● WHAT IS NEEDED:
Return the records verbatim.

● SOURCE MATERIAL:
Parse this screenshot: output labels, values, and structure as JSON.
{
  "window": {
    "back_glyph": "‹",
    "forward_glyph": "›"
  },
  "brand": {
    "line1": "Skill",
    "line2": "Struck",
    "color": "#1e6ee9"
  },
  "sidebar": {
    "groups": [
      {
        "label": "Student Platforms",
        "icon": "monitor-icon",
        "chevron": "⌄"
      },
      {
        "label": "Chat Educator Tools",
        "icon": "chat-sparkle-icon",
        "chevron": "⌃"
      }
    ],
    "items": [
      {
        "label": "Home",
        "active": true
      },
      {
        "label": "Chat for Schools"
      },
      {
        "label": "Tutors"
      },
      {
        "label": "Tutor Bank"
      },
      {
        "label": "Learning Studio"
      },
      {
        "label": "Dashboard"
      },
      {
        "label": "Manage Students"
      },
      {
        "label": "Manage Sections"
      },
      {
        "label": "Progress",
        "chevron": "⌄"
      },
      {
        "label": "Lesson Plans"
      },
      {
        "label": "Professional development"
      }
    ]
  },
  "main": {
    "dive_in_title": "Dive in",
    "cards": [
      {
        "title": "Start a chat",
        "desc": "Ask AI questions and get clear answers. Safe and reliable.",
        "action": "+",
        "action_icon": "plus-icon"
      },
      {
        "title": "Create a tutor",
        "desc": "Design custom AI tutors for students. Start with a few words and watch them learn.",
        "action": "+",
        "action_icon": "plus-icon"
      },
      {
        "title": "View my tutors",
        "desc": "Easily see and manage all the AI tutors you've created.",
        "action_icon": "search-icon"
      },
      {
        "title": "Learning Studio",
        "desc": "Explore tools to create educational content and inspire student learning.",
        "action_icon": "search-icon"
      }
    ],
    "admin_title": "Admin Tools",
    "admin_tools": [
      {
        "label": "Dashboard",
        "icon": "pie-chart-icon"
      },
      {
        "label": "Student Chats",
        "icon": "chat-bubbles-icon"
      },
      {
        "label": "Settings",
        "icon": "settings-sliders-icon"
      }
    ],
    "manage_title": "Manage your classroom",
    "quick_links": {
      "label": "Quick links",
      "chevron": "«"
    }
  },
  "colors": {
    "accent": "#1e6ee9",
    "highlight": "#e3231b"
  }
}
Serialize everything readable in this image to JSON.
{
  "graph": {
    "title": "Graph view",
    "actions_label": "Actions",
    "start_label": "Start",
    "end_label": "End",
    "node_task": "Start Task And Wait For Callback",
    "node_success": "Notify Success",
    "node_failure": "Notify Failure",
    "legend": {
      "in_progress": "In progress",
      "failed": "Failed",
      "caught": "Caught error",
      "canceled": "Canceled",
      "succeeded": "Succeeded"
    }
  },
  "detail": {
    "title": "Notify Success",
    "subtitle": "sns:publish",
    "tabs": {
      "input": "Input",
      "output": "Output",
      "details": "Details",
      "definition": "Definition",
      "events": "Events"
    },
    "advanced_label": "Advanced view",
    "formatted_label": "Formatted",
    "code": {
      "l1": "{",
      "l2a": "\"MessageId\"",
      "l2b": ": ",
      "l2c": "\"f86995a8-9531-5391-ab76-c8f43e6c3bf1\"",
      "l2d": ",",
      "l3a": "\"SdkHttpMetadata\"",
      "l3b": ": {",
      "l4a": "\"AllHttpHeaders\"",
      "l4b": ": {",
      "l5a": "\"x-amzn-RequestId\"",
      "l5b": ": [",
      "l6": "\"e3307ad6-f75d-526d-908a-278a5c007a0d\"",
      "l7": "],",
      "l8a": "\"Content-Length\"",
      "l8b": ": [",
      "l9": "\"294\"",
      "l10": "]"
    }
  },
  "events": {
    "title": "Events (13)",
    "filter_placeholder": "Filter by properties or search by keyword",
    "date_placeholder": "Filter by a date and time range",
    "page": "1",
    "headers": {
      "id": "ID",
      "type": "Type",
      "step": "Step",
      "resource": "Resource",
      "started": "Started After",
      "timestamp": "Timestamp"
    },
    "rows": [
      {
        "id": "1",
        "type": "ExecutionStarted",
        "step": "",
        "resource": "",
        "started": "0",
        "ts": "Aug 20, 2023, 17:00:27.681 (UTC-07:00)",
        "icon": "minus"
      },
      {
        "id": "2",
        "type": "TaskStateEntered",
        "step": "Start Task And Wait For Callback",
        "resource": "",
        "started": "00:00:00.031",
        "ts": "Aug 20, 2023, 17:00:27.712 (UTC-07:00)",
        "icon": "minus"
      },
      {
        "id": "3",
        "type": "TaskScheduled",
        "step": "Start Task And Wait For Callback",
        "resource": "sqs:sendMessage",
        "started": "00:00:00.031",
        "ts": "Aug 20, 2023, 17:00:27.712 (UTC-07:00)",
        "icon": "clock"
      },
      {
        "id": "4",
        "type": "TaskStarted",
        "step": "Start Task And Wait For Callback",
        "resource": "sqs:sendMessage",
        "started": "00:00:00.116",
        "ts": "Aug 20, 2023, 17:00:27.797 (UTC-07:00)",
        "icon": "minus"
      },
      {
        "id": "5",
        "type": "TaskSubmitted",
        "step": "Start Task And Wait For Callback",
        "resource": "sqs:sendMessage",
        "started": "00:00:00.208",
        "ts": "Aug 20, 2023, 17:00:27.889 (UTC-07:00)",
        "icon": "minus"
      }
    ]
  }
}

● PROBLEM SOLUTION:
Parse this screenshot: output labels, values, and structure as JSON.
{
  "window": {
    "back_glyph": "‹",
    "forward_glyph": "›"
  },
  "brand": {
    "line1": "Skill",
    "line2": "Struck",
    "color": "#1e6ee9"
  },
  "sidebar": {
    "groups": [
      {
        "label": "Student Platforms",
        "icon": "monitor-icon",
        "chevron": "⌄"
      },
      {
        "label": "Chat Educator Tools",
        "icon": "chat-sparkle-icon",
        "chevron": "⌃"
      }
    ],
    "items": [
      {
        "label": "Home",
        "active": true
      },
      {
        "label": "Chat for Schools"
      },
      {
        "label": "Tutors"
      },
      {
        "label": "Tutor Bank"
      },
      {
        "label": "Learning Studio"
      },
      {
        "label": "Dashboard"
      },
      {
        "label": "Manage Students"
      },
      {
        "label": "Manage Sections"
      },
      {
        "label": "Progress",
        "chevron": "⌄"
      },
      {
        "label": "Lesson Plans"
      },
      {
        "label": "Professional development"
      }
    ]
  },
  "main": {
    "dive_in_title": "Dive in",
    "cards": [
      {
        "title": "Start a chat",
        "desc": "Ask AI questions and get clear answers. Safe and reliable.",
        "action": "+",
        "action_icon": "plus-icon"
      },
      {
        "title": "Create a tutor",
        "desc": "Design custom AI tutors for students. Start with a few words and watch them learn.",
        "action": "+",
        "action_icon": "plus-icon"
      },
      {
        "title": "View my tutors",
        "desc": "Easily see and manage all the AI tutors you've created.",
        "action_icon": "search-icon"
      },
      {
        "title": "Learning Studio",
        "desc": "Explore tools to create educational content and inspire student learning.",
        "action_icon": "search-icon"
      }
    ],
    "admin_title": "Admin Tools",
    "admin_tools": [
      {
        "label": "Dashboard",
        "icon": "pie-chart-icon"
      },
      {
        "label": "Student Chats",
        "icon": "chat-bubbles-icon"
      },
      {
        "label": "Settings",
        "icon": "settings-sliders-icon"
      }
    ],
    "manage_title": "Manage your classroom",
    "quick_links": {
      "label": "Quick links",
      "chevron": "«"
    }
  },
  "colors": {
    "accent": "#1e6ee9",
    "highlight": "#e3231b"
  }
}
Serialize everything readable in this image to JSON.
{
  "graph": {
    "title": "Graph view",
    "actions_label": "Actions",
    "start_label": "Start",
    "end_label": "End",
    "node_task": "Start Task And Wait For Callback",
    "node_success": "Notify Success",
    "node_failure": "Notify Failure",
    "legend": {
      "in_progress": "In progress",
      "failed": "Failed",
      "caught": "Caught error",
      "canceled": "Canceled",
      "succeeded": "Succeeded"
    }
  },
  "detail": {
    "title": "Notify Success",
    "subtitle": "sns:publish",
    "tabs": {
      "input": "Input",
      "output": "Output",
      "details": "Details",
      "definition": "Definition",
      "events": "Events"
    },
    "advanced_label": "Advanced view",
    "formatted_label": "Formatted",
    "code": {
      "l1": "{",
      "l2a": "\"MessageId\"",
      "l2b": ": ",
      "l2c": "\"f86995a8-9531-5391-ab76-c8f43e6c3bf1\"",
      "l2d": ",",
      "l3a": "\"SdkHttpMetadata\"",
      "l3b": ": {",
      "l4a": "\"AllHttpHeaders\"",
      "l4b": ": {",
      "l5a": "\"x-amzn-RequestId\"",
      "l5b": ": [",
      "l6": "\"e3307ad6-f75d-526d-908a-278a5c007a0d\"",
      "l7": "],",
      "l8a": "\"Content-Length\"",
      "l8b": ": [",
      "l9": "\"294\"",
      "l10": "]"
    }
  },
  "events": {
    "title": "Events (13)",
    "filter_placeholder": "Filter by properties or search by keyword",
    "date_placeholder": "Filter by a date and time range",
    "page": "1",
    "headers": {
      "id": "ID",
      "type": "Type",
      "step": "Step",
      "resource": "Resource",
      "started": "Started After",
      "timestamp": "Timestamp"
    },
    "rows": [
      {
        "id": "1",
        "type": "ExecutionStarted",
        "step": "",
        "resource": "",
        "started": "0",
        "ts": "Aug 20, 2023, 17:00:27.681 (UTC-07:00)",
        "icon": "minus"
      },
      {
        "id": "2",
        "type": "TaskStateEntered",
        "step": "Start Task And Wait For Callback",
        "resource": "",
        "started": "00:00:00.031",
        "ts": "Aug 20, 2023, 17:00:27.712 (UTC-07:00)",
        "icon": "minus"
      },
      {
        "id": "3",
        "type": "TaskScheduled",
        "step": "Start Task And Wait For Callback",
        "resource": "sqs:sendMessage",
        "started": "00:00:00.031",
        "ts": "Aug 20, 2023, 17:00:27.712 (UTC-07:00)",
        "icon": "clock"
      },
      {
        "id": "4",
        "type": "TaskStarted",
        "step": "Start Task And Wait For Callback",
        "resource": "sqs:sendMessage",
        "started": "00:00:00.116",
        "ts": "Aug 20, 2023, 17:00:27.797 (UTC-07:00)",
        "icon": "minus"
      },
      {
        "id": "5",
        "type": "TaskSubmitted",
        "step": "Start Task And Wait For Callback",
        "resource": "sqs:sendMessage",
        "started": "00:00:00.208",
        "ts": "Aug 20, 2023, 17:00:27.889 (UTC-07:00)",
        "icon": "minus"
      }
    ]
  }
}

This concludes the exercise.